Verdict: Good stop-gap before the next Beautiful Pimp tape.

BONES – PaidProgramming2

Few underground rappers have such a cult following as Californian creative BONES. Over the past six years the rapper – formerly known as Th@ Kid – has released over 40 mixtapes and almost double the amount of music videos, yet remains unsigned (of his own volition I might add). PaidProgramming2 is BONES’ second mixtape of 2016 and another inspiring and exhilarating collection of dark and moody rap songs.

Like previous releases, the majority of tracks on PaidProgramming2 are less than three minutes long, with BONES’ unique delivery and abstract rhymes pairing with post-apocalyptic electronic beats from a host of unknown producers. Often compared to Yung Lean, there’s less of a dreamy nostalgic quality to BONES’ music. Although the auto-tuned AwayFromKeybaord and WordsCannontEncapsualte share qualities with Lean’s music, BONES’ material has much more of an undercurrent of dread and depression to it.

BONES also changes up his flow throughout PaidProgramming2. There are slow, monotone raps (MyHeadHurt,INeedToLieDown, Maggots), melodic, head bobbing flows (TheCurseOfTheGhost, LivingstonCountryLegend), right through to BONES’ frantic, rapid fire rhymes (Rocks, YourMusicSucksAndYouLookLikeADickhead).

For someone whose music doesn’t always sound positive, BONES is far from a self loathing pessimist, with his lyrics largely discussing his greatness in the game and the trust you have to have in yourself to succeed. He’s definitely not everyone’s cup of tea, but BONES output is more consistent and challenging than most of today’s so-called rap stars, and for that you can not fault him.

Verdict: Another one.

The Game – Block Wars

Just a month on from the release of his first soundtrack to the documentary series, Streets Of Compton, The Game returns with another soundtrack to his new mobile game Block Wars. It’s a Grand Theft Auto-esque game were players vie for control of the drug trade and the streets as they battle rival gangs, mobsters and the police.

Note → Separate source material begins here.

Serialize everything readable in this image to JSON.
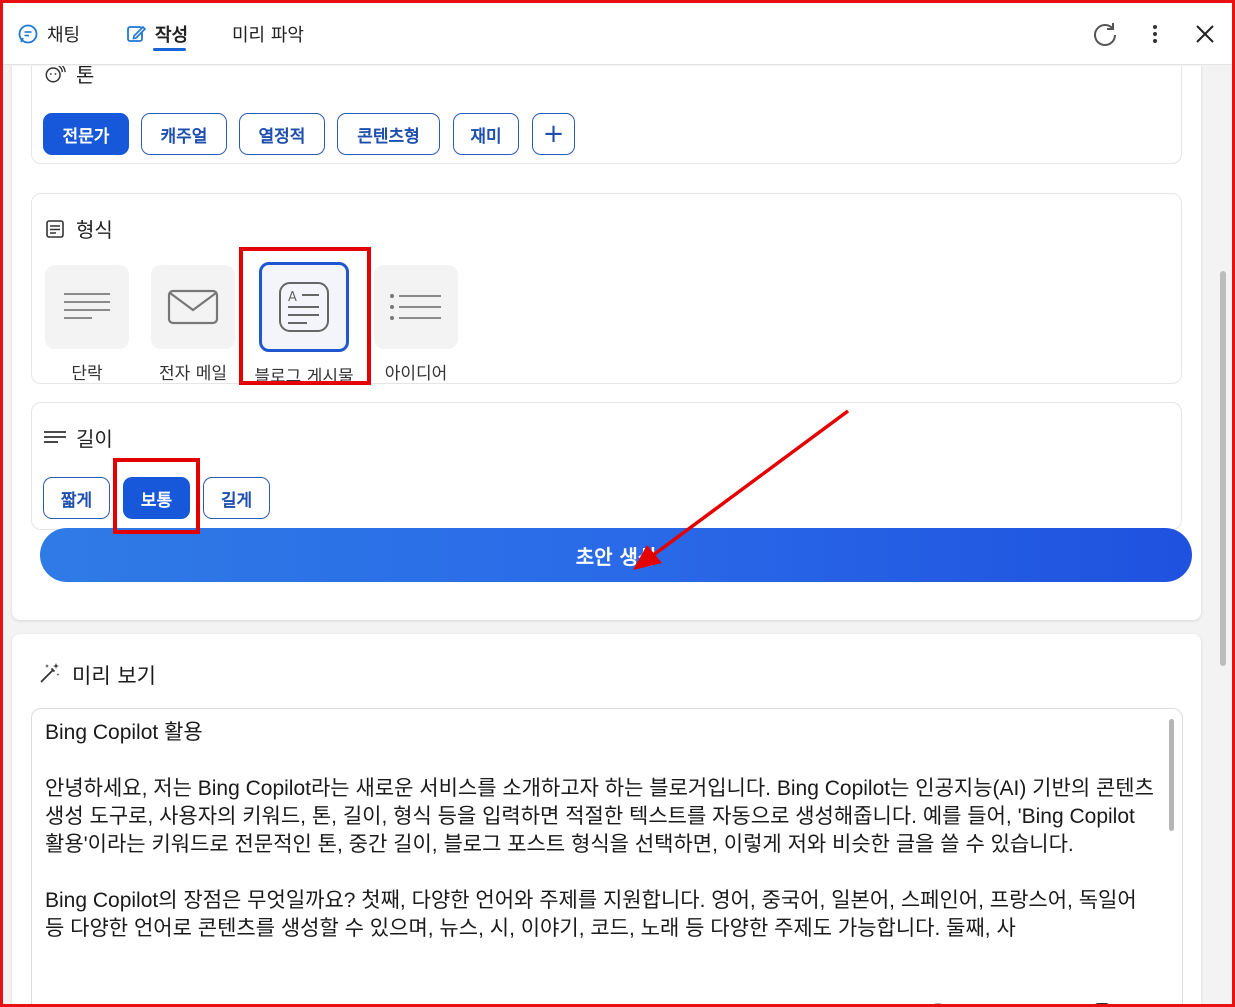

As you’d expect, the game is heavy with violence and aspects of gang life, which is represented in Game’s lyrics across the 10 track album. While he’s always positioned himself as a West Coast gangsta rapper, Block Wars is Game’s most concise collection of tracks themed around gang banging and life on the streets of Compton. Game tackles gang violence on the self-titled opener, dope spots and the L.A. streets on Gutter, and street killings and death on Murder and Bullet With Your Name On It.

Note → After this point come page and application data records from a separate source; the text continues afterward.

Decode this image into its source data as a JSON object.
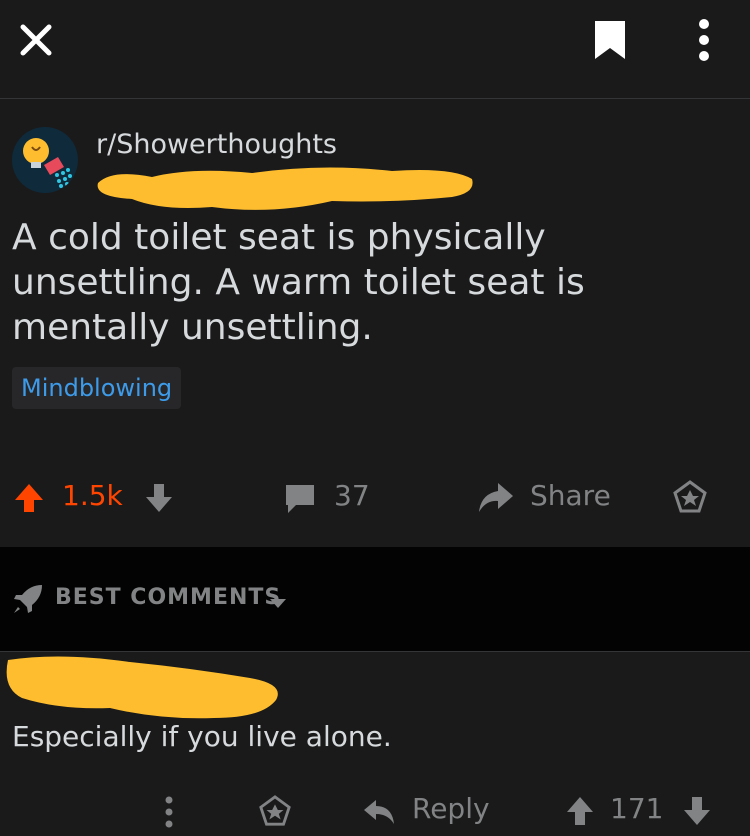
{
  "colors": {
    "background": "#1a1a1b",
    "sortbar_background": "#030303",
    "text": "#d7dadc",
    "muted": "#818384",
    "upvote": "#ff4500",
    "flair_text": "#3d9be9",
    "redaction": "#fdbd2e"
  },
  "topbar": {
    "icons": [
      "close-icon",
      "bookmark-icon",
      "more-vertical-icon"
    ]
  },
  "post": {
    "subreddit": "r/Showerthoughts",
    "subreddit_icon": "lightbulb-shower-icon",
    "title": "A cold toilet seat is physically unsettling. A warm toilet seat is mentally unsettling.",
    "flair": "Mindblowing",
    "score": "1.5k",
    "comment_count": "37",
    "share_label": "Share"
  },
  "comments_bar": {
    "sort_label": "BEST COMMENTS",
    "sort_icon": "rocket-icon"
  },
  "comment": {
    "body": "Especially if you live alone.",
    "reply_label": "Reply",
    "score": "171"
  }
}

This is very much a typical Game release, with plenty of Compton references and a plethora of name drops, with the G-Funk inspired Get High mentioning the likes of Method Man, Redman, Dr. Dre, 2Pac, Snoop Dogg, B-Real and O.J. Simpson, just to name a few.  There’s also only one guest featured on the album, being L.A. vocalist Lorine Chia, who provides the hook on the depressing look at life on the streets detailed in Uzis And Grenades.

Verdict: Game continues to accumulate an impressive body of work.

Image: Wikipedia